The task: For the string "with", state the number of lines in the data that contain it, and nothing else.
──────────
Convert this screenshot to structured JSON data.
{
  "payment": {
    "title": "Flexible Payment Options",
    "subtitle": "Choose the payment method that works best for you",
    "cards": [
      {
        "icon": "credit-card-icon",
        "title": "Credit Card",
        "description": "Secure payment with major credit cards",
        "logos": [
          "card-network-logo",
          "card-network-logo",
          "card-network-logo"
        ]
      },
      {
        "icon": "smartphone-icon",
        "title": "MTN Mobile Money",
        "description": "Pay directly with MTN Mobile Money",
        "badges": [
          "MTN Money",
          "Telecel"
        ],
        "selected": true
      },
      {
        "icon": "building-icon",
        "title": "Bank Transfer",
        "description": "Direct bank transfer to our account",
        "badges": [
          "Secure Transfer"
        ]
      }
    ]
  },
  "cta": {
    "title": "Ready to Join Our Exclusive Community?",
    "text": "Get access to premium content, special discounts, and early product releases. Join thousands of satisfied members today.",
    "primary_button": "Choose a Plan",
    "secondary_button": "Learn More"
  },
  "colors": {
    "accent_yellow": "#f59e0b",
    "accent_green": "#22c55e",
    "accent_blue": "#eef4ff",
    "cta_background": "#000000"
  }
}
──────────
Answer below: 2